### What to produce:
Look through the data below. Pick out the lines holding the string "assignedCustodian".

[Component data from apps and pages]

▬▬▬

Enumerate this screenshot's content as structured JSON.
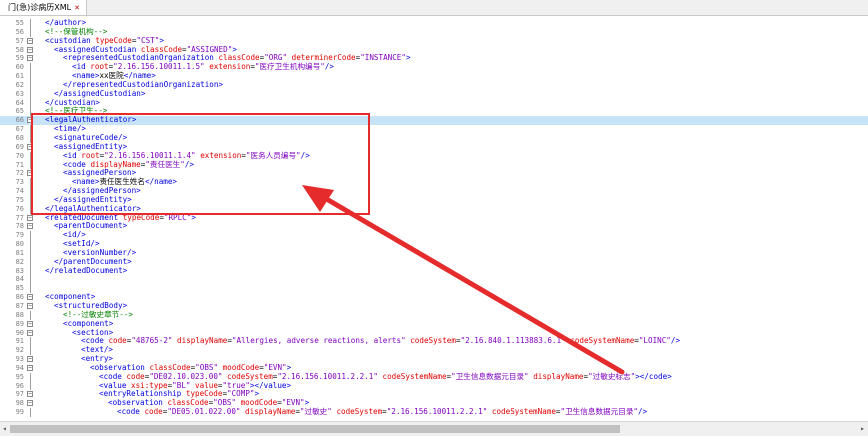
{
  "tab": {
    "label": "门(急)诊病历XML",
    "close_icon": "close-icon"
  },
  "lines": [
    {
      "n": "55",
      "i": 1,
      "hl": false,
      "fold": "line",
      "tok": [
        [
          "t",
          "</author>"
        ]
      ]
    },
    {
      "n": "56",
      "i": 1,
      "hl": false,
      "fold": "line",
      "tok": [
        [
          "c",
          "<!--保管机构-->"
        ]
      ]
    },
    {
      "n": "57",
      "i": 1,
      "hl": false,
      "fold": "box",
      "tok": [
        [
          "t",
          "<custodian "
        ],
        [
          "a",
          "typeCode"
        ],
        [
          "p",
          "="
        ],
        [
          "v",
          "\"CST\""
        ],
        [
          "t",
          ">"
        ]
      ]
    },
    {
      "n": "58",
      "i": 2,
      "hl": false,
      "fold": "box",
      "tok": [
        [
          "t",
          "<assignedCustodian "
        ],
        [
          "a",
          "classCode"
        ],
        [
          "p",
          "="
        ],
        [
          "v",
          "\"ASSIGNED\""
        ],
        [
          "t",
          ">"
        ]
      ]
    },
    {
      "n": "59",
      "i": 3,
      "hl": false,
      "fold": "box",
      "tok": [
        [
          "t",
          "<representedCustodianOrganization "
        ],
        [
          "a",
          "classCode"
        ],
        [
          "p",
          "="
        ],
        [
          "v",
          "\"ORG\""
        ],
        [
          "p",
          " "
        ],
        [
          "a",
          "determinerCode"
        ],
        [
          "p",
          "="
        ],
        [
          "v",
          "\"INSTANCE\""
        ],
        [
          "t",
          ">"
        ]
      ]
    },
    {
      "n": "60",
      "i": 4,
      "hl": false,
      "fold": "line",
      "tok": [
        [
          "t",
          "<id "
        ],
        [
          "a",
          "root"
        ],
        [
          "p",
          "="
        ],
        [
          "v",
          "\"2.16.156.10011.1.5\""
        ],
        [
          "p",
          " "
        ],
        [
          "a",
          "extension"
        ],
        [
          "p",
          "="
        ],
        [
          "v",
          "\"医疗卫生机构编号\""
        ],
        [
          "t",
          "/>"
        ]
      ]
    },
    {
      "n": "61",
      "i": 4,
      "hl": false,
      "fold": "line",
      "tok": [
        [
          "t",
          "<name>"
        ],
        [
          "p",
          "xx医院"
        ],
        [
          "t",
          "</name>"
        ]
      ]
    },
    {
      "n": "62",
      "i": 3,
      "hl": false,
      "fold": "line",
      "tok": [
        [
          "t",
          "</representedCustodianOrganization>"
        ]
      ]
    },
    {
      "n": "63",
      "i": 2,
      "hl": false,
      "fold": "line",
      "tok": [
        [
          "t",
          "</assignedCustodian>"
        ]
      ]
    },
    {
      "n": "64",
      "i": 1,
      "hl": false,
      "fold": "line",
      "tok": [
        [
          "t",
          "</custodian>"
        ]
      ]
    },
    {
      "n": "65",
      "i": 1,
      "hl": false,
      "fold": "line",
      "tok": [
        [
          "c",
          "<!--医疗卫生-->"
        ]
      ]
    },
    {
      "n": "66",
      "i": 1,
      "hl": true,
      "fold": "box",
      "tok": [
        [
          "t",
          "<legalAuthenticator>"
        ]
      ]
    },
    {
      "n": "67",
      "i": 2,
      "hl": false,
      "fold": "line",
      "tok": [
        [
          "t",
          "<time/>"
        ]
      ]
    },
    {
      "n": "68",
      "i": 2,
      "hl": false,
      "fold": "line",
      "tok": [
        [
          "t",
          "<signatureCode/>"
        ]
      ]
    },
    {
      "n": "69",
      "i": 2,
      "hl": false,
      "fold": "box",
      "tok": [
        [
          "t",
          "<assignedEntity>"
        ]
      ]
    },
    {
      "n": "70",
      "i": 3,
      "hl": false,
      "fold": "line",
      "tok": [
        [
          "t",
          "<id "
        ],
        [
          "a",
          "root"
        ],
        [
          "p",
          "="
        ],
        [
          "v",
          "\"2.16.156.10011.1.4\""
        ],
        [
          "p",
          " "
        ],
        [
          "a",
          "extension"
        ],
        [
          "p",
          "="
        ],
        [
          "v",
          "\"医务人员编号\""
        ],
        [
          "t",
          "/>"
        ]
      ]
    },
    {
      "n": "71",
      "i": 3,
      "hl": false,
      "fold": "line",
      "tok": [
        [
          "t",
          "<code "
        ],
        [
          "a",
          "displayName"
        ],
        [
          "p",
          "="
        ],
        [
          "v",
          "\"责任医生\""
        ],
        [
          "t",
          "/>"
        ]
      ]
    },
    {
      "n": "72",
      "i": 3,
      "hl": false,
      "fold": "box",
      "tok": [
        [
          "t",
          "<assignedPerson>"
        ]
      ]
    },
    {
      "n": "73",
      "i": 4,
      "hl": false,
      "fold": "line",
      "tok": [
        [
          "t",
          "<name>"
        ],
        [
          "p",
          "责任医生姓名"
        ],
        [
          "t",
          "</name>"
        ]
      ]
    },
    {
      "n": "74",
      "i": 3,
      "hl": false,
      "fold": "line",
      "tok": [
        [
          "t",
          "</assignedPerson>"
        ]
      ]
    },
    {
      "n": "75",
      "i": 2,
      "hl": false,
      "fold": "line",
      "tok": [
        [
          "t",
          "</assignedEntity>"
        ]
      ]
    },
    {
      "n": "76",
      "i": 1,
      "hl": false,
      "fold": "line",
      "tok": [
        [
          "t",
          "</legalAuthenticator>"
        ]
      ]
    },
    {
      "n": "77",
      "i": 1,
      "hl": false,
      "fold": "box",
      "tok": [
        [
          "t",
          "<relatedDocument "
        ],
        [
          "a",
          "typeCode"
        ],
        [
          "p",
          "="
        ],
        [
          "v",
          "\"RPLC\""
        ],
        [
          "t",
          ">"
        ]
      ]
    },
    {
      "n": "78",
      "i": 2,
      "hl": false,
      "fold": "box",
      "tok": [
        [
          "t",
          "<parentDocument>"
        ]
      ]
    },
    {
      "n": "79",
      "i": 3,
      "hl": false,
      "fold": "line",
      "tok": [
        [
          "t",
          "<id/>"
        ]
      ]
    },
    {
      "n": "80",
      "i": 3,
      "hl": false,
      "fold": "line",
      "tok": [
        [
          "t",
          "<setId/>"
        ]
      ]
    },
    {
      "n": "81",
      "i": 3,
      "hl": false,
      "fold": "line",
      "tok": [
        [
          "t",
          "<versionNumber/>"
        ]
      ]
    },
    {
      "n": "82",
      "i": 2,
      "hl": false,
      "fold": "line",
      "tok": [
        [
          "t",
          "</parentDocument>"
        ]
      ]
    },
    {
      "n": "83",
      "i": 1,
      "hl": false,
      "fold": "line",
      "tok": [
        [
          "t",
          "</relatedDocument>"
        ]
      ]
    },
    {
      "n": "84",
      "i": 0,
      "hl": false,
      "fold": "line",
      "tok": []
    },
    {
      "n": "85",
      "i": 0,
      "hl": false,
      "fold": "line",
      "tok": []
    },
    {
      "n": "86",
      "i": 1,
      "hl": false,
      "fold": "box",
      "tok": [
        [
          "t",
          "<component>"
        ]
      ]
    },
    {
      "n": "87",
      "i": 2,
      "hl": false,
      "fold": "box",
      "tok": [
        [
          "t",
          "<structuredBody>"
        ]
      ]
    },
    {
      "n": "88",
      "i": 3,
      "hl": false,
      "fold": "line",
      "tok": [
        [
          "c",
          "<!--过敏史章节-->"
        ]
      ]
    },
    {
      "n": "89",
      "i": 3,
      "hl": false,
      "fold": "box",
      "tok": [
        [
          "t",
          "<component>"
        ]
      ]
    },
    {
      "n": "90",
      "i": 4,
      "hl": false,
      "fold": "box",
      "tok": [
        [
          "t",
          "<section>"
        ]
      ]
    },
    {
      "n": "91",
      "i": 5,
      "hl": false,
      "fold": "line",
      "tok": [
        [
          "t",
          "<code "
        ],
        [
          "a",
          "code"
        ],
        [
          "p",
          "="
        ],
        [
          "v",
          "\"48765-2\""
        ],
        [
          "p",
          " "
        ],
        [
          "a",
          "displayName"
        ],
        [
          "p",
          "="
        ],
        [
          "v",
          "\"Allergies, adverse reactions, alerts\""
        ],
        [
          "p",
          " "
        ],
        [
          "a",
          "codeSystem"
        ],
        [
          "p",
          "="
        ],
        [
          "v",
          "\"2.16.840.1.113883.6.1\""
        ],
        [
          "p",
          " "
        ],
        [
          "a",
          "codeSystemName"
        ],
        [
          "p",
          "="
        ],
        [
          "v",
          "\"LOINC\""
        ],
        [
          "t",
          "/>"
        ]
      ]
    },
    {
      "n": "92",
      "i": 5,
      "hl": false,
      "fold": "line",
      "tok": [
        [
          "t",
          "<text/>"
        ]
      ]
    },
    {
      "n": "93",
      "i": 5,
      "hl": false,
      "fold": "box",
      "tok": [
        [
          "t",
          "<entry>"
        ]
      ]
    },
    {
      "n": "94",
      "i": 6,
      "hl": false,
      "fold": "box",
      "tok": [
        [
          "t",
          "<observation "
        ],
        [
          "a",
          "classCode"
        ],
        [
          "p",
          "="
        ],
        [
          "v",
          "\"OBS\""
        ],
        [
          "p",
          " "
        ],
        [
          "a",
          "moodCode"
        ],
        [
          "p",
          "="
        ],
        [
          "v",
          "\"EVN\""
        ],
        [
          "t",
          ">"
        ]
      ]
    },
    {
      "n": "95",
      "i": 7,
      "hl": false,
      "fold": "line",
      "tok": [
        [
          "t",
          "<code "
        ],
        [
          "a",
          "code"
        ],
        [
          "p",
          "="
        ],
        [
          "v",
          "\"DE02.10.023.00\""
        ],
        [
          "p",
          " "
        ],
        [
          "a",
          "codeSystem"
        ],
        [
          "p",
          "="
        ],
        [
          "v",
          "\"2.16.156.10011.2.2.1\""
        ],
        [
          "p",
          " "
        ],
        [
          "a",
          "codeSystemName"
        ],
        [
          "p",
          "="
        ],
        [
          "v",
          "\"卫生信息数据元目录\""
        ],
        [
          "p",
          " "
        ],
        [
          "a",
          "displayName"
        ],
        [
          "p",
          "="
        ],
        [
          "v",
          "\"过敏史标志\""
        ],
        [
          "t",
          "></code>"
        ]
      ]
    },
    {
      "n": "96",
      "i": 7,
      "hl": false,
      "fold": "line",
      "tok": [
        [
          "t",
          "<value "
        ],
        [
          "a",
          "xsi:type"
        ],
        [
          "p",
          "="
        ],
        [
          "v",
          "\"BL\""
        ],
        [
          "p",
          " "
        ],
        [
          "a",
          "value"
        ],
        [
          "p",
          "="
        ],
        [
          "v",
          "\"true\""
        ],
        [
          "t",
          "></value>"
        ]
      ]
    },
    {
      "n": "97",
      "i": 7,
      "hl": false,
      "fold": "box",
      "tok": [
        [
          "t",
          "<entryRelationship "
        ],
        [
          "a",
          "typeCode"
        ],
        [
          "p",
          "="
        ],
        [
          "v",
          "\"COMP\""
        ],
        [
          "t",
          ">"
        ]
      ]
    },
    {
      "n": "98",
      "i": 8,
      "hl": false,
      "fold": "box",
      "tok": [
        [
          "t",
          "<observation "
        ],
        [
          "a",
          "classCode"
        ],
        [
          "p",
          "="
        ],
        [
          "v",
          "\"OBS\""
        ],
        [
          "p",
          " "
        ],
        [
          "a",
          "moodCode"
        ],
        [
          "p",
          "="
        ],
        [
          "v",
          "\"EVN\""
        ],
        [
          "t",
          ">"
        ]
      ]
    },
    {
      "n": "99",
      "i": 9,
      "hl": false,
      "fold": "line",
      "tok": [
        [
          "t",
          "<code "
        ],
        [
          "a",
          "code"
        ],
        [
          "p",
          "="
        ],
        [
          "v",
          "\"DE05.01.022.00\""
        ],
        [
          "p",
          " "
        ],
        [
          "a",
          "displayName"
        ],
        [
          "p",
          "="
        ],
        [
          "v",
          "\"过敏史\""
        ],
        [
          "p",
          " "
        ],
        [
          "a",
          "codeSystem"
        ],
        [
          "p",
          "="
        ],
        [
          "v",
          "\"2.16.156.10011.2.2.1\""
        ],
        [
          "p",
          " "
        ],
        [
          "a",
          "codeSystemName"
        ],
        [
          "p",
          "="
        ],
        [
          "v",
          "\"卫生信息数据元目录\""
        ],
        [
          "t",
          "/>"
        ]
      ]
    }
  ],
  "colors": {
    "tag": "#0000e0",
    "attr": "#e00000",
    "value": "#8000c0",
    "comment": "#008000",
    "highlight": "#c7e3f7",
    "annotation": "#e52b2b"
  }
}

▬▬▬

### Task answer:
          "<assignedCustodian "
          "</assignedCustodian>"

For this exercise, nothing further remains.